- EXERCISE AIM:
Go line by line through the entries below and copy those containing the string "rank".

- SUPPLIED RECORDS:
----------

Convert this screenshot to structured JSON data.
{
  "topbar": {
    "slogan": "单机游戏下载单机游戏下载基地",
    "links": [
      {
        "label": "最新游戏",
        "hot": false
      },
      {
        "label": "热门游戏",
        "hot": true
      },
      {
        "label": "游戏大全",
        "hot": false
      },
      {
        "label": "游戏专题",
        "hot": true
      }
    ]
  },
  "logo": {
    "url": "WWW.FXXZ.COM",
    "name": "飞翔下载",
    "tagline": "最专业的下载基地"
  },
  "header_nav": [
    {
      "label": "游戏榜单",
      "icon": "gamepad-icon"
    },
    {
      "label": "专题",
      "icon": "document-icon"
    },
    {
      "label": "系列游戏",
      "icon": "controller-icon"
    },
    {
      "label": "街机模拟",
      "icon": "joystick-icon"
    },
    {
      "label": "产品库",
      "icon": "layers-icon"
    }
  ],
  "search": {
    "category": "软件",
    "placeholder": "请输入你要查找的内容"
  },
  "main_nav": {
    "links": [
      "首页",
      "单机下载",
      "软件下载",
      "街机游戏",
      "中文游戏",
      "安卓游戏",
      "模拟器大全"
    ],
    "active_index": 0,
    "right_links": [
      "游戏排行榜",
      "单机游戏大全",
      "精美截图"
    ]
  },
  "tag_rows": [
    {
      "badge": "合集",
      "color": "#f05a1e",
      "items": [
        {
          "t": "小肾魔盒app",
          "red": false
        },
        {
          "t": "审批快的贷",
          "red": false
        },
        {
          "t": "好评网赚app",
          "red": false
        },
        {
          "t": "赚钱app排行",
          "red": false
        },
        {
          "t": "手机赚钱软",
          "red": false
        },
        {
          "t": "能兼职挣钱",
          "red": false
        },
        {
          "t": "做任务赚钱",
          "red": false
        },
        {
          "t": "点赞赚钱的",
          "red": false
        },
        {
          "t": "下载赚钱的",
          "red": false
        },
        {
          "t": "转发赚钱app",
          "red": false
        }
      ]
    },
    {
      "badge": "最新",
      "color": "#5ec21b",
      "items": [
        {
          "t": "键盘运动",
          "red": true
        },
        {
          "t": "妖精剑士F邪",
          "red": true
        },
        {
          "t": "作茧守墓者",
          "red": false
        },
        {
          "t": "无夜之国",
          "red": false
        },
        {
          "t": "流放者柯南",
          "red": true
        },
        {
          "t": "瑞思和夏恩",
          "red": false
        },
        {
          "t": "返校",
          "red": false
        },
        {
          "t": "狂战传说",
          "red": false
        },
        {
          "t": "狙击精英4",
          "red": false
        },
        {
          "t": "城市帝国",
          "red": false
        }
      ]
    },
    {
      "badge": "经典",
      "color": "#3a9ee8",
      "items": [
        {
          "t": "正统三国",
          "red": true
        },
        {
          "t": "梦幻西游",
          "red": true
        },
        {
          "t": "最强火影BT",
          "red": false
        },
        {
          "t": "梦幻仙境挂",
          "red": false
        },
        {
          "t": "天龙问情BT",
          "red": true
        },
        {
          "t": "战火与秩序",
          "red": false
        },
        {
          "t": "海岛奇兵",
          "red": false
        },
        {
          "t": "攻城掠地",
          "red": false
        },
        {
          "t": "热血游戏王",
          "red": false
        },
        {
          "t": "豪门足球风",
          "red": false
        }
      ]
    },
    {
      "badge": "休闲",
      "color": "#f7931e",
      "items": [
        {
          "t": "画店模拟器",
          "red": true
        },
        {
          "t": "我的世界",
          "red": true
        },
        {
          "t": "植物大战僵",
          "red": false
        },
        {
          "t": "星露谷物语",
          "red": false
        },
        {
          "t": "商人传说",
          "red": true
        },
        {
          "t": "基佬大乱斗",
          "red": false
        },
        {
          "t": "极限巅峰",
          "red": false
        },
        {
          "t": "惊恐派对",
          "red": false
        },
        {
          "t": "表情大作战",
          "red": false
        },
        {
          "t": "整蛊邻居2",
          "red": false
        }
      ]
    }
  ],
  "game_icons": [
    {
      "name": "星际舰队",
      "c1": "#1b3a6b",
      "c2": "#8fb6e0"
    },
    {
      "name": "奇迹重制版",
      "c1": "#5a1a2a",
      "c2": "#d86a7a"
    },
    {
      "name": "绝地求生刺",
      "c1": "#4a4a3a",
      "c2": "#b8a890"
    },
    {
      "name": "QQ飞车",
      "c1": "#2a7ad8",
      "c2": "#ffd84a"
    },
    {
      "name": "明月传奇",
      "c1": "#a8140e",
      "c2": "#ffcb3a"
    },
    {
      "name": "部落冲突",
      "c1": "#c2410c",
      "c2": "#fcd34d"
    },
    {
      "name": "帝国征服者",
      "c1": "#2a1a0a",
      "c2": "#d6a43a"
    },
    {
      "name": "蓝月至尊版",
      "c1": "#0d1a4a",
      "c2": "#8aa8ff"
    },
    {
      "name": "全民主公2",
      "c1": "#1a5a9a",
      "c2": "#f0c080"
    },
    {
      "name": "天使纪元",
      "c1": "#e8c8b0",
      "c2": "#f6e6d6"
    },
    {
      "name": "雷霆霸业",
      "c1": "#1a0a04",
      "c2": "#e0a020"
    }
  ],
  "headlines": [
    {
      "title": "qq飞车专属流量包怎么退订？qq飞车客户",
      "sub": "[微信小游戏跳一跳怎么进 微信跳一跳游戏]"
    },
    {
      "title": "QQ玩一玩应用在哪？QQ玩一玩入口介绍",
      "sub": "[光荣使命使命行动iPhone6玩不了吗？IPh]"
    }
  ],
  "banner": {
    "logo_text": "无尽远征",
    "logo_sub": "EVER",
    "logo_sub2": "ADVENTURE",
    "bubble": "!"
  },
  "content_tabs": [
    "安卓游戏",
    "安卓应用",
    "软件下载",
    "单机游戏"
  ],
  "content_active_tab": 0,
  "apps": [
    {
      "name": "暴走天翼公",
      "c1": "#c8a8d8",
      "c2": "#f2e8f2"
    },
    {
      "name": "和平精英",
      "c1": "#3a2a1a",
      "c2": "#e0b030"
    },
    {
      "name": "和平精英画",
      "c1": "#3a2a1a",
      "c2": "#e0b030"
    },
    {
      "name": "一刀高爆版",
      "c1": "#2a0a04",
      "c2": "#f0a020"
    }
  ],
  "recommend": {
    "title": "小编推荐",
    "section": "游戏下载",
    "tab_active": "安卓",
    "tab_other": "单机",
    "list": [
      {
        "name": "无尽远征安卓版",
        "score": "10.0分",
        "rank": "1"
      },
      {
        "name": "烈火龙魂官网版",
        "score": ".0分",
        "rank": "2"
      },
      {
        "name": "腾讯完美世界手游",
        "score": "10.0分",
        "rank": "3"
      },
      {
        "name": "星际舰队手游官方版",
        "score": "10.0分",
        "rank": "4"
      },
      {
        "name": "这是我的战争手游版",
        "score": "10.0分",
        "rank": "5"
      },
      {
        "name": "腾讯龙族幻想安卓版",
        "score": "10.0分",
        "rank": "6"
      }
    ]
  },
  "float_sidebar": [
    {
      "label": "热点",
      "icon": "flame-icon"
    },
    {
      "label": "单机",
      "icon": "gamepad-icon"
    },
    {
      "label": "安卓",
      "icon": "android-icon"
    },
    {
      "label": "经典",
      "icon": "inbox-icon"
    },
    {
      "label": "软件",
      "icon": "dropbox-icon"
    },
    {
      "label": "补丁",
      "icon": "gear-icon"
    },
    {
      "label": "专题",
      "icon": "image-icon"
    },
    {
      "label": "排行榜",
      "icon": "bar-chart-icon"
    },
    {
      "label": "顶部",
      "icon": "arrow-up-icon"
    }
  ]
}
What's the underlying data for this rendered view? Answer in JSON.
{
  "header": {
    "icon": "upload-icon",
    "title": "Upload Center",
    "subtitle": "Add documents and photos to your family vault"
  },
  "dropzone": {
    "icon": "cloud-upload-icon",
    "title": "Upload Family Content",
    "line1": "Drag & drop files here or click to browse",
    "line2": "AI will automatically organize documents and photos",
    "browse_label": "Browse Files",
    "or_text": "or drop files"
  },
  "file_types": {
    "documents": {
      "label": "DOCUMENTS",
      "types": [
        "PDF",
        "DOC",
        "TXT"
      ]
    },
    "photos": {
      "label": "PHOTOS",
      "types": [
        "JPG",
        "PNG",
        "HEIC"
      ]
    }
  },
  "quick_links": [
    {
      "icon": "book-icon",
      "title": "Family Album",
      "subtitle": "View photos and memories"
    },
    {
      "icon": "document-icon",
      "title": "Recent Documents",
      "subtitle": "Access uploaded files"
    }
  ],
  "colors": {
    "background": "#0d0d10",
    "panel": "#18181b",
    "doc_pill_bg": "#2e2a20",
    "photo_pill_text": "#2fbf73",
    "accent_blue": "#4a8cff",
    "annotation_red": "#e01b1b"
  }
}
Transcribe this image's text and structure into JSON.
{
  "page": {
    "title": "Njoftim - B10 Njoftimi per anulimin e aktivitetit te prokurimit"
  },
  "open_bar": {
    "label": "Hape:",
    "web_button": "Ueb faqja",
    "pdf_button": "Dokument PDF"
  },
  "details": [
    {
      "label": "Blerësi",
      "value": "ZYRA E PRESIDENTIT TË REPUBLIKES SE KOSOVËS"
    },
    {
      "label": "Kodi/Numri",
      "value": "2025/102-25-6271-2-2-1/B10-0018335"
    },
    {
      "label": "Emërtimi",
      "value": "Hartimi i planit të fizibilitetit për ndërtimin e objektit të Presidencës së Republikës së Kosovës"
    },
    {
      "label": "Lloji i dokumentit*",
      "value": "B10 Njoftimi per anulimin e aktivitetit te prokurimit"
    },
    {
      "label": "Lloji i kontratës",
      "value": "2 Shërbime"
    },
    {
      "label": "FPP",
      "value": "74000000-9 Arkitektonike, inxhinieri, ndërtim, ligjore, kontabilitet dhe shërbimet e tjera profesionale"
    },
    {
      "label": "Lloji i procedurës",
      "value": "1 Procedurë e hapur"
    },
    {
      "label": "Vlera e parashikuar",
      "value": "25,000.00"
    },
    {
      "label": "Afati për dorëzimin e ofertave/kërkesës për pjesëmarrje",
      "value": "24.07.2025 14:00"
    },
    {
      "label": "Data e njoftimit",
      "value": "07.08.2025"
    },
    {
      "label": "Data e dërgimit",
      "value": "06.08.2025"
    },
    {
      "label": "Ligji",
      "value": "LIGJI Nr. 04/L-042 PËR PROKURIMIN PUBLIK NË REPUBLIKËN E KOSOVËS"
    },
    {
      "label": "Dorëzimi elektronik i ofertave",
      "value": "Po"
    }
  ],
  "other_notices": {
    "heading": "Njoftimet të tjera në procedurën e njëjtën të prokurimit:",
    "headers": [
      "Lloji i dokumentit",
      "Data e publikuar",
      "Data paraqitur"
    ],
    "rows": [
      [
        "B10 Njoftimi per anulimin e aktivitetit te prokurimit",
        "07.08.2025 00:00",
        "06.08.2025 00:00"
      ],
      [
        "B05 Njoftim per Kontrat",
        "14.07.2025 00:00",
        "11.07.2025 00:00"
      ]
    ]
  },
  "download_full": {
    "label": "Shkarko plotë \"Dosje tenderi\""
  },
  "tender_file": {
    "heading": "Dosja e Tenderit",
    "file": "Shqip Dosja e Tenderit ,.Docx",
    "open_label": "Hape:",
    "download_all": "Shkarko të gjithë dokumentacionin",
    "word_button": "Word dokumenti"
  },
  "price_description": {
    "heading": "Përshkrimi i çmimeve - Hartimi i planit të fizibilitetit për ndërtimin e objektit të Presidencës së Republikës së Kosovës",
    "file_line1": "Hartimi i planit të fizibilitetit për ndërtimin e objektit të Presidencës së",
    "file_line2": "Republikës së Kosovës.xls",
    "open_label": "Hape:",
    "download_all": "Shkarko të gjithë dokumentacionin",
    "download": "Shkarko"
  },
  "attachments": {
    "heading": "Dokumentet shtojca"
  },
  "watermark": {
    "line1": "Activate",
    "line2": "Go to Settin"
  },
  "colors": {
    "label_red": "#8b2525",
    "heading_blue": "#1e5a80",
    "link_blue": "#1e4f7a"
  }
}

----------

- PROBLEM SOLUTION:
        "rank": "1"
        "rank": "2"
        "rank": "3"
        "rank": "4"
        "rank": "5"
        "rank": "6"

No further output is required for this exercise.